Last, but not least, read books from the publishers you’re considering. Especially, read books in your genre. Even if all you can get to is the ‘Look Inside’ from Amazon, read the books. Because that will tell you what their editing is like, if there’s a general trend in the types of characters they prefer in that genre, and it will tell you a little bit about house style.

There’s one pub I’m considering, because their sales are great, but I keep hesitating because their editing is less than stellar. There’s another with great sales, and better editing, but when I read the stuff in my genre, I DNF the books more often than I finish them, which tells me that I might not be writing the kind of stuff that they like. There’s a third with sales that aren’t quite as good, but they seem to be working on their marketing, and the style of their books lines up better with mine. And a fourth that seems to be a bit of a powerhouse, but I’m afraid I’d get lost in the number of books they put out.

These are all things that need to be considered. Each one will have a different weight, depending on where a specific author’s strengths are. Me, I don’t want to have to do much promo. I don’t feel particularly comfortable with it, and I’d prefer to spend time in my imaginary worlds than researching blogs and trying to figure out what, exactly, is the optimal schedule and number of guest posts for a blog tour. I also look at this as a chance to learn something new, so I want a place with editors that will challenge me, but also know how to show me where the path is when I get so all I can see is the trees.

And the last thing I want is a crystal ball, so I can just look ahead and see which is the right choice to make. 😛 Because, really, the only way to find out the truth is to make a choice, and jump. So, that’s what I’ll be doing, once I’ve got Loose Id looked after. A little experiment, if you will.
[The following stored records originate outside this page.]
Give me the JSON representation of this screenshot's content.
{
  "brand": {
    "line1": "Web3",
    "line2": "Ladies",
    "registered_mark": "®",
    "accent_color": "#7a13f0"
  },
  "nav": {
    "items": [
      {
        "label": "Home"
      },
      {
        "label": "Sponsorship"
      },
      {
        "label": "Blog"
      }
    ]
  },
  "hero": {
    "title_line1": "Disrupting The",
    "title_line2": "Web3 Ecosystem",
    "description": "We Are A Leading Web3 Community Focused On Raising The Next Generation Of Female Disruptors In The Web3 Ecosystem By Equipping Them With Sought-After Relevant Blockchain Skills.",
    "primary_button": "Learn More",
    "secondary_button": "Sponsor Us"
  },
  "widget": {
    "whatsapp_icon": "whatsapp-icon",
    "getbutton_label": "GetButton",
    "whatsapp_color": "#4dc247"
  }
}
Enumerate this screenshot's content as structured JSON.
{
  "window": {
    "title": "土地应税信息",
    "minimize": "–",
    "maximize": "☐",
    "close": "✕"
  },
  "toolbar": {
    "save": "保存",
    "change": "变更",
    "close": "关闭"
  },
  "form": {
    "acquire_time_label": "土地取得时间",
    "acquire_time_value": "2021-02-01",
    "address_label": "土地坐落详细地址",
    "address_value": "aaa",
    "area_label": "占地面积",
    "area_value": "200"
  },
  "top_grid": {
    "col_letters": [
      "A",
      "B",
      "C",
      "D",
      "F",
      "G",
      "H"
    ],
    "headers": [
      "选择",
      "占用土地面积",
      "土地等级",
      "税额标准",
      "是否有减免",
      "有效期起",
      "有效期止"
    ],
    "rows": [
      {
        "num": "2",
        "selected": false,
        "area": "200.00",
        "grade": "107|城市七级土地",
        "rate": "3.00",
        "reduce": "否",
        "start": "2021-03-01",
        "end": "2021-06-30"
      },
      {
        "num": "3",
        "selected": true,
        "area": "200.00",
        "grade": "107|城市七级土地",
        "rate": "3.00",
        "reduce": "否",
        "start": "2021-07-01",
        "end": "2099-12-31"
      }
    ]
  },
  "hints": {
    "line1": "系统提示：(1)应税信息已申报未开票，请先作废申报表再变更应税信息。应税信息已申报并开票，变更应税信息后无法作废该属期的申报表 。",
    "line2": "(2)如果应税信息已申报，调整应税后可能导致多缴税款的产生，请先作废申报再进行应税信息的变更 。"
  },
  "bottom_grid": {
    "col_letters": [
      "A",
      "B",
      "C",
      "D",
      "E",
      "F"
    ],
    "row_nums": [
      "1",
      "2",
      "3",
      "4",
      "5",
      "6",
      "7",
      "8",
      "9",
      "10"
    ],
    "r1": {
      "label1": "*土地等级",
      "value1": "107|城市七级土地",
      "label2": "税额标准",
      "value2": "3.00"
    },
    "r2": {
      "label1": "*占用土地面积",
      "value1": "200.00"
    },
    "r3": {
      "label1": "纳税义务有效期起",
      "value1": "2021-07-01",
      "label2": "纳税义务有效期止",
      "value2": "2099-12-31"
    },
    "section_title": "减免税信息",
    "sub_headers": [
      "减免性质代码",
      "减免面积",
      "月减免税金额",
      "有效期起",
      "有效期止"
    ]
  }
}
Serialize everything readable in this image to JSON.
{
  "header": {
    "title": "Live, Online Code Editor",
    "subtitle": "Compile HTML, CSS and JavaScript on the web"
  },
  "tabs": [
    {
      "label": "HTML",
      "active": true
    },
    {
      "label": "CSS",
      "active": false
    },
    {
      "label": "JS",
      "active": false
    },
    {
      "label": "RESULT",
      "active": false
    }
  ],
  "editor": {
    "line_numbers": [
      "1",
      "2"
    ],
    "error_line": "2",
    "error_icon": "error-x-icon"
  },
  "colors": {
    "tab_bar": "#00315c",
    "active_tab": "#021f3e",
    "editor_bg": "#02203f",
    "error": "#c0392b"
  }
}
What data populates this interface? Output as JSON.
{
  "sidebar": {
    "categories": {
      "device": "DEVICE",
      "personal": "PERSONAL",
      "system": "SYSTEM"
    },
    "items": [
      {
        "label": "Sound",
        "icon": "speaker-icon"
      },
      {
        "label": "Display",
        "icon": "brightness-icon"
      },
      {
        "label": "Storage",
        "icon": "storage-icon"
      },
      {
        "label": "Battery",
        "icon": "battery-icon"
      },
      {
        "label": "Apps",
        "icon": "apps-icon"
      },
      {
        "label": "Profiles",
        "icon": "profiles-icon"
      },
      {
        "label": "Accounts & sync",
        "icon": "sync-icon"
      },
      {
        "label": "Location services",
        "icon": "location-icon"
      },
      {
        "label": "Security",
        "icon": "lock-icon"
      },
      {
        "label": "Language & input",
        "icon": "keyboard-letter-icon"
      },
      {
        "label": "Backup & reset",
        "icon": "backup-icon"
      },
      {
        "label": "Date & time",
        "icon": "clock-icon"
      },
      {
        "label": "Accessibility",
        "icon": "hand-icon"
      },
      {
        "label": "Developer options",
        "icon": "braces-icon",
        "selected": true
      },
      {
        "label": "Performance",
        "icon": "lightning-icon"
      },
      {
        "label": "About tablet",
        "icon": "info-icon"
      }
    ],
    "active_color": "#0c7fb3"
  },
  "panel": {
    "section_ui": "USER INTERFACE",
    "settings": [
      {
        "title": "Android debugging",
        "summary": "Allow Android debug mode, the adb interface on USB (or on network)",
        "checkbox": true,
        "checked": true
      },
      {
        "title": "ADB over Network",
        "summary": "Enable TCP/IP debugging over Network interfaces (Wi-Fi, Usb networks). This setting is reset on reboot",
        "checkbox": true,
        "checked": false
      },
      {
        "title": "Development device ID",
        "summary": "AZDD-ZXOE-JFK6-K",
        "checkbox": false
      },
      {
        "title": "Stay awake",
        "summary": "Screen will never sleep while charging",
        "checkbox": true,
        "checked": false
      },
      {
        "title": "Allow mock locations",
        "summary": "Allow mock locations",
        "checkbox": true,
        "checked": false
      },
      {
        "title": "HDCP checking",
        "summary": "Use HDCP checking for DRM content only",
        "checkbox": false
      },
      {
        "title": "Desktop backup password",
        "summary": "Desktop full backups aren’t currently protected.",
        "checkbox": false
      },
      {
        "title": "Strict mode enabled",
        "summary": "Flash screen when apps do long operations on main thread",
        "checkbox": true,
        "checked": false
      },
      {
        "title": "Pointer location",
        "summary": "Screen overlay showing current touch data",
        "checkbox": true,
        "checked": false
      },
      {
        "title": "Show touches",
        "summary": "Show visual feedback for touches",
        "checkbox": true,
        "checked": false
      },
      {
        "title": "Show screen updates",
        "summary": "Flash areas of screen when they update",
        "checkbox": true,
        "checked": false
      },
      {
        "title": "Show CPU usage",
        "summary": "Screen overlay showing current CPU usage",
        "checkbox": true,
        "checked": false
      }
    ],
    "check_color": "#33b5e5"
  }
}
Should be fun. 🙂

Three Dirty Birds Talk about Genre Expectations


We’ve moved to Ana’s side of the nut tree, to talk about reader expectations and genre blending and to basically shake our heads in wonder at Mr. James and his apparent conviction that no one reads romance anyway, so he doesn’t need to do his research on that topic.

Three Dirty Birds Talk Believability, and Kate tried very hard not to jump up on her soapbox


We’re over on Zoe’s branch today!

Tuesday Tickle: The Payne Principle (Working Title)

This is the start of a new science fantasy series that I’m toying with. It’s post-apocalyptic, with shifters and dragons (who are not the shifters) and a new branch of the military. and is taking way more research than I expected. I think you can look for this one next year, late summer or fall I hope. And it kind of depends on whether I can come up with a title that’s a lot less cheesy than up above. Because I really don’t want it to come out with that one. 🙂

“Private Miller?” The corpsman’s voice held only the faintest quiver.

“You don’t need to be scared of me,” Riley said.

“I’m not scared.”

“That’s good. I’m terrified myself.” As jokes went, it sucked, but it seemed to break the tension. After all, he couldn’t be that dangerous, if he was still cracking jokes, right?

The corpsman washed him with rapid efficiency and held the jug for him to piss into. There was little enough to come out, since he hadn’t been able to keep anything, even water, down for—he didn’t know how long. It felt like forever. He’d moved well beyond being thirsty a while ago.

His vision was going weird again.

Please, not another seizure.

The corpsman was tucking a clean blanket around him when it hit, but this one was different. His muscles snapped tight so quickly he literally bounced off the mattress. This time, they didn’t stay tight. Instead, he flailed on the floor, barely aware of the leather sleeve breaking and his IV tearing out of his vein, streaming blood tainted fluids everywhere. He didn’t hear the corpsman screaming over the sound of his own muscles and bones as they tore themselves apart.

He did feel the bite of the tranquilizer darts. And they made something inside him very angry.